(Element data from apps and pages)
=== Section Start ===

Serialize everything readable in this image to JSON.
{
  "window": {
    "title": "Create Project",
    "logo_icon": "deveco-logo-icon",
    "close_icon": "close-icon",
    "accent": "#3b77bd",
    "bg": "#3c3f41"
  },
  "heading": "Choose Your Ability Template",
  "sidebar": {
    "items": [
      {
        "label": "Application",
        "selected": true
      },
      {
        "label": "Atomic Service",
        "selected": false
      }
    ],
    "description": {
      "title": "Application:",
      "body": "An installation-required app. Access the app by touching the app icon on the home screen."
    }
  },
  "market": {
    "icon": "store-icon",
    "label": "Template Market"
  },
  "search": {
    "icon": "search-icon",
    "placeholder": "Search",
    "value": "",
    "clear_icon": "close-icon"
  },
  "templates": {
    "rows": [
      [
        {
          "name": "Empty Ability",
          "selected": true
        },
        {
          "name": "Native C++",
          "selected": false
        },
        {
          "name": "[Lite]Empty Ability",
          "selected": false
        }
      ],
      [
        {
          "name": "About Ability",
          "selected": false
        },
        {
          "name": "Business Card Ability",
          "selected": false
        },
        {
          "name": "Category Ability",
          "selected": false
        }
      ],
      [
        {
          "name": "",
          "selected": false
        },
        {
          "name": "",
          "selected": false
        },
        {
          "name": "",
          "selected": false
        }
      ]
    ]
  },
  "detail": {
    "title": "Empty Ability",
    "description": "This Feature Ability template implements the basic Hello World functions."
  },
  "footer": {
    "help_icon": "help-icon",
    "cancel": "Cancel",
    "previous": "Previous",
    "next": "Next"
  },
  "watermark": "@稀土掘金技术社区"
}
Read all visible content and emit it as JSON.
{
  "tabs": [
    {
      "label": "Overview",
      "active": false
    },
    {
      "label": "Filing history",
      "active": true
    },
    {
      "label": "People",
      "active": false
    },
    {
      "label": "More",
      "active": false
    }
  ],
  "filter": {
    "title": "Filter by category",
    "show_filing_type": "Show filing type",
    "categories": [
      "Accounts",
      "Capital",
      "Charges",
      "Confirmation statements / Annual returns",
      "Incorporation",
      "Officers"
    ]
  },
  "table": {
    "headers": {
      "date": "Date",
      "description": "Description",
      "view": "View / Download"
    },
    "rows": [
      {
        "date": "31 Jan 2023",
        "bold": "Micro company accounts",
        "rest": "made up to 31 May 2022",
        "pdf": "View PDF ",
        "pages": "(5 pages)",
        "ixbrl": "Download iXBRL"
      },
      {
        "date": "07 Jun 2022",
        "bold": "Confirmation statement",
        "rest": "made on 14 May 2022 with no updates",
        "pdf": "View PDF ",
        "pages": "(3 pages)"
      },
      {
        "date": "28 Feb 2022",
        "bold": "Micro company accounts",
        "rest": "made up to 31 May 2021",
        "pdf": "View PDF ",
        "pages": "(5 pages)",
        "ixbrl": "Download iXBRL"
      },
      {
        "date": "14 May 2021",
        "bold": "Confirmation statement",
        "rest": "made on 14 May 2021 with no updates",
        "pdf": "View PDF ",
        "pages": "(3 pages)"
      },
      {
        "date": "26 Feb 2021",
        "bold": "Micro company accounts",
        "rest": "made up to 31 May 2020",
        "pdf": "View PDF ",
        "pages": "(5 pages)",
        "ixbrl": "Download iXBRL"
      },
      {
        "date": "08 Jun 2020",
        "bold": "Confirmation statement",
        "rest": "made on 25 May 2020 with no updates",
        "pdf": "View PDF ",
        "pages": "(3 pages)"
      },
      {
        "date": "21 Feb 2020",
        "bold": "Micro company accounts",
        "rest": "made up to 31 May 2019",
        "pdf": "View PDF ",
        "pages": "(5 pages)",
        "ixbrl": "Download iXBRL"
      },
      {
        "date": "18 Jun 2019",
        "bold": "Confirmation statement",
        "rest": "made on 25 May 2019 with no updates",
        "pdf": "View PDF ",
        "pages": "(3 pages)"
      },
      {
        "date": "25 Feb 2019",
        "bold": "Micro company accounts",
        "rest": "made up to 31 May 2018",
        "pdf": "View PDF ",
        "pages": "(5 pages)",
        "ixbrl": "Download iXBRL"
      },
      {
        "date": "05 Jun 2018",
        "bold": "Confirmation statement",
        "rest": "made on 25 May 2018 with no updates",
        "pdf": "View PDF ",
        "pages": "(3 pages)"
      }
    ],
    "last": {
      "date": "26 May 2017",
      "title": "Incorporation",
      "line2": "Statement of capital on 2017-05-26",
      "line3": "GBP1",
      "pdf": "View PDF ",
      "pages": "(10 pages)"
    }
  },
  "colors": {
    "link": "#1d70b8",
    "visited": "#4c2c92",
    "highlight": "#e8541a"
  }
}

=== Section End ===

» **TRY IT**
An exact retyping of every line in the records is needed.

» **FINISHED TASK**
Serialize everything readable in this image to JSON.
{
  "window": {
    "title": "Create Project",
    "logo_icon": "deveco-logo-icon",
    "close_icon": "close-icon",
    "accent": "#3b77bd",
    "bg": "#3c3f41"
  },
  "heading": "Choose Your Ability Template",
  "sidebar": {
    "items": [
      {
        "label": "Application",
        "selected": true
      },
      {
        "label": "Atomic Service",
        "selected": false
      }
    ],
    "description": {
      "title": "Application:",
      "body": "An installation-required app. Access the app by touching the app icon on the home screen."
    }
  },
  "market": {
    "icon": "store-icon",
    "label": "Template Market"
  },
  "search": {
    "icon": "search-icon",
    "placeholder": "Search",
    "value": "",
    "clear_icon": "close-icon"
  },
  "templates": {
    "rows": [
      [
        {
          "name": "Empty Ability",
          "selected": true
        },
        {
          "name": "Native C++",
          "selected": false
        },
        {
          "name": "[Lite]Empty Ability",
          "selected": false
        }
      ],
      [
        {
          "name": "About Ability",
          "selected": false
        },
        {
          "name": "Business Card Ability",
          "selected": false
        },
        {
          "name": "Category Ability",
          "selected": false
        }
      ],
      [
        {
          "name": "",
          "selected": false
        },
        {
          "name": "",
          "selected": false
        },
        {
          "name": "",
          "selected": false
        }
      ]
    ]
  },
  "detail": {
    "title": "Empty Ability",
    "description": "This Feature Ability template implements the basic Hello World functions."
  },
  "footer": {
    "help_icon": "help-icon",
    "cancel": "Cancel",
    "previous": "Previous",
    "next": "Next"
  },
  "watermark": "@稀土掘金技术社区"
}
Read all visible content and emit it as JSON.
{
  "tabs": [
    {
      "label": "Overview",
      "active": false
    },
    {
      "label": "Filing history",
      "active": true
    },
    {
      "label": "People",
      "active": false
    },
    {
      "label": "More",
      "active": false
    }
  ],
  "filter": {
    "title": "Filter by category",
    "show_filing_type": "Show filing type",
    "categories": [
      "Accounts",
      "Capital",
      "Charges",
      "Confirmation statements / Annual returns",
      "Incorporation",
      "Officers"
    ]
  },
  "table": {
    "headers": {
      "date": "Date",
      "description": "Description",
      "view": "View / Download"
    },
    "rows": [
      {
        "date": "31 Jan 2023",
        "bold": "Micro company accounts",
        "rest": "made up to 31 May 2022",
        "pdf": "View PDF ",
        "pages": "(5 pages)",
        "ixbrl": "Download iXBRL"
      },
      {
        "date": "07 Jun 2022",
        "bold": "Confirmation statement",
        "rest": "made on 14 May 2022 with no updates",
        "pdf": "View PDF ",
        "pages": "(3 pages)"
      },
      {
        "date": "28 Feb 2022",
        "bold": "Micro company accounts",
        "rest": "made up to 31 May 2021",
        "pdf": "View PDF ",
        "pages": "(5 pages)",
        "ixbrl": "Download iXBRL"
      },
      {
        "date": "14 May 2021",
        "bold": "Confirmation statement",
        "rest": "made on 14 May 2021 with no updates",
        "pdf": "View PDF ",
        "pages": "(3 pages)"
      },
      {
        "date": "26 Feb 2021",
        "bold": "Micro company accounts",
        "rest": "made up to 31 May 2020",
        "pdf": "View PDF ",
        "pages": "(5 pages)",
        "ixbrl": "Download iXBRL"
      },
      {
        "date": "08 Jun 2020",
        "bold": "Confirmation statement",
        "rest": "made on 25 May 2020 with no updates",
        "pdf": "View PDF ",
        "pages": "(3 pages)"
      },
      {
        "date": "21 Feb 2020",
        "bold": "Micro company accounts",
        "rest": "made up to 31 May 2019",
        "pdf": "View PDF ",
        "pages": "(5 pages)",
        "ixbrl": "Download iXBRL"
      },
      {
        "date": "18 Jun 2019",
        "bold": "Confirmation statement",
        "rest": "made on 25 May 2019 with no updates",
        "pdf": "View PDF ",
        "pages": "(3 pages)"
      },
      {
        "date": "25 Feb 2019",
        "bold": "Micro company accounts",
        "rest": "made up to 31 May 2018",
        "pdf": "View PDF ",
        "pages": "(5 pages)",
        "ixbrl": "Download iXBRL"
      },
      {
        "date": "05 Jun 2018",
        "bold": "Confirmation statement",
        "rest": "made on 25 May 2018 with no updates",
        "pdf": "View PDF ",
        "pages": "(3 pages)"
      }
    ],
    "last": {
      "date": "26 May 2017",
      "title": "Incorporation",
      "line2": "Statement of capital on 2017-05-26",
      "line3": "GBP1",
      "pdf": "View PDF ",
      "pages": "(10 pages)"
    }
  },
  "colors": {
    "link": "#1d70b8",
    "visited": "#4c2c92",
    "highlight": "#e8541a"
  }
}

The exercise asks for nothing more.